It's Chrome OS' turn for the Google Now upgrade

Google has been increasingly pushing its Google Now virtual assistant and its "cards" convention across its different services and apps. The last one to get card-y was YouTube, where the cards will replace the older popups that relay additional information about videos. Now Google is teasing the next product to get a Google Now makeover, one that is probably long overdue anyway. The beta channel of its Chrome operating system has just gotten a new "Chrome Launcher 2.0", and the most outstanding feature is the presence of Google Now.

Instead of the "Classic" launcher that mimics a sort of Start menu, except with the icons arranged in a grid, the new 2.0 version puts a windows right in the middle of the screen with Google search front and center. To some extent, this mimics the behavior you'd see when you launch a new Chrome web browser tab, depending on your settings, of course. What is noticeable, however, is the card peeking below, which is a Google Now card familiar to those who have used the Google Search app on Android. It presents users with timely and relevant information given the user's preferences and browsing habits.

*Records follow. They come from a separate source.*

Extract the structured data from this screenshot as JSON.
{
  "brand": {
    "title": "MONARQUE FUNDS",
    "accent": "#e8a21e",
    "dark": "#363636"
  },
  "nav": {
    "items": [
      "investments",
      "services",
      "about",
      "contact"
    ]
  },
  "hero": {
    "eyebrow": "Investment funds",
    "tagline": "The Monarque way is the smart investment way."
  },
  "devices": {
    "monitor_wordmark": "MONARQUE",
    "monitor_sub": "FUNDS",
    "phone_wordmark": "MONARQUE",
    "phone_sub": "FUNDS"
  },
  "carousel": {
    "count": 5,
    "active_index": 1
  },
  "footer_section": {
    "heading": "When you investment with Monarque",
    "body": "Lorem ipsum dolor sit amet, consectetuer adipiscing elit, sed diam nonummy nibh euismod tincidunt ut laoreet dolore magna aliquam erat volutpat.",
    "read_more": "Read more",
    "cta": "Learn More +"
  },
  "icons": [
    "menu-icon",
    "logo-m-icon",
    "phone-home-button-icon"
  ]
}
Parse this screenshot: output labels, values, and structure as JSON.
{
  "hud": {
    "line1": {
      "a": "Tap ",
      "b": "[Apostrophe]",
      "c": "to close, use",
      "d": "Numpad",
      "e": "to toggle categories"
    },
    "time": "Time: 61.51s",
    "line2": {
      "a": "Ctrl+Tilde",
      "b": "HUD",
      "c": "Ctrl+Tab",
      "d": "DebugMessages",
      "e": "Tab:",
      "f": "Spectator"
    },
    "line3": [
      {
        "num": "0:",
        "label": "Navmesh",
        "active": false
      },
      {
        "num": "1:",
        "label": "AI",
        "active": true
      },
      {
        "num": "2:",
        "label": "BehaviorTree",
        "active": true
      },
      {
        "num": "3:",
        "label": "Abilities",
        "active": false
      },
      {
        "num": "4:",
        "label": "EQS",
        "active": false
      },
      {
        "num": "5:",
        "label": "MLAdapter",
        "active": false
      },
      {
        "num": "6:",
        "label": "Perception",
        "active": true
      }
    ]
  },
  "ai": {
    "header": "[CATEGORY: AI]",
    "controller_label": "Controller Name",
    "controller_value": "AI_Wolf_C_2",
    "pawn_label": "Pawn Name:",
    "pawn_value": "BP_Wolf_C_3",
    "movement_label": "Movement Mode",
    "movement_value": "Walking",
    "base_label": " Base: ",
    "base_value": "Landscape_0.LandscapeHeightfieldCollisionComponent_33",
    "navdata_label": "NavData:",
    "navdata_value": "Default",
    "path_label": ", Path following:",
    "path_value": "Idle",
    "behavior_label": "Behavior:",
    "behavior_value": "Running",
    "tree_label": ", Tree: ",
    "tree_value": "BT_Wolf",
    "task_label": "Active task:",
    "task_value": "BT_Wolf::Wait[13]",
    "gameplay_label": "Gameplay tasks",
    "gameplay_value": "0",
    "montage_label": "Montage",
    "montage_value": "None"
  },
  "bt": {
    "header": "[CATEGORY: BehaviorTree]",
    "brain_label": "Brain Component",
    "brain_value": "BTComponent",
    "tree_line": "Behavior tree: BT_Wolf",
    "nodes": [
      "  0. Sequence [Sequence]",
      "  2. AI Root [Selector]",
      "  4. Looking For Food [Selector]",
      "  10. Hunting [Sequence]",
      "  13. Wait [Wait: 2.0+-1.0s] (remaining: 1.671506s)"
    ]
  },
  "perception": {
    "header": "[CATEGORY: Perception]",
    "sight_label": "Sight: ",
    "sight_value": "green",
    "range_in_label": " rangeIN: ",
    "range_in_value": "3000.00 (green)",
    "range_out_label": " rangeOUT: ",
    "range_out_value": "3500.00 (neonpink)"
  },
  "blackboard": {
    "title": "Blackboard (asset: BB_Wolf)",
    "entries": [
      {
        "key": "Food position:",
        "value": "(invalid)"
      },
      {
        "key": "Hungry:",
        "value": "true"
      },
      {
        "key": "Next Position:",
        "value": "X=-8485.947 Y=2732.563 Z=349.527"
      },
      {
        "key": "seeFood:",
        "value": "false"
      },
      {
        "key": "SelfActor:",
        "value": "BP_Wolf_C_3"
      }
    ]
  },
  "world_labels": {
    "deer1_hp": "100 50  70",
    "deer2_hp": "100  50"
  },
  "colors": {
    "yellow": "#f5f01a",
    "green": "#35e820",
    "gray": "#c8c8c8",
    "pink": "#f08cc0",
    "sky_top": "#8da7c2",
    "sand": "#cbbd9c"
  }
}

Given how Google Now has become central to Google's search experience, especially on its own platform like Android, one can perhaps wonder why it took them this long to incorporate this smart assistant into Chrome OS. Perhaps, the "inspiration" for this move is Cortana's upcoming prevalence in Windows 10. Microsoft's own virtual assistant will feature on the desktop as well as integrated into the new Spartan browser.

Some Chrome OS old timers might be a bit wary of these changes. The classic launcher allowed them to get to their list of apps quickly. The Launcher 2.0 seems to only present a curated list of frequently used apps, with a button to show all other apps. That said, Users who would want to have quick access to apps will most likely have those pinned to the panel anyway. There is no mention of an option to return to the old launcher.

Naturally, that's not the only new feature in the latest Beta update for Chrome OS. The Chromebook platform has finally gotten support for extracting password-protected ZIP files. It now also supports automatic changing of timezones, handy for frequent travelers. Chrome OS is also starting its trek towards Material Design, starting with the Files app. Curious users should be aware that the Beta channel is, well, not completely stable. Although you can switch back and forth between Beta and Stable, doing so will require deleting all local data on the Chromebook.

SOURCE Google Chrome Developers, Google Product Forums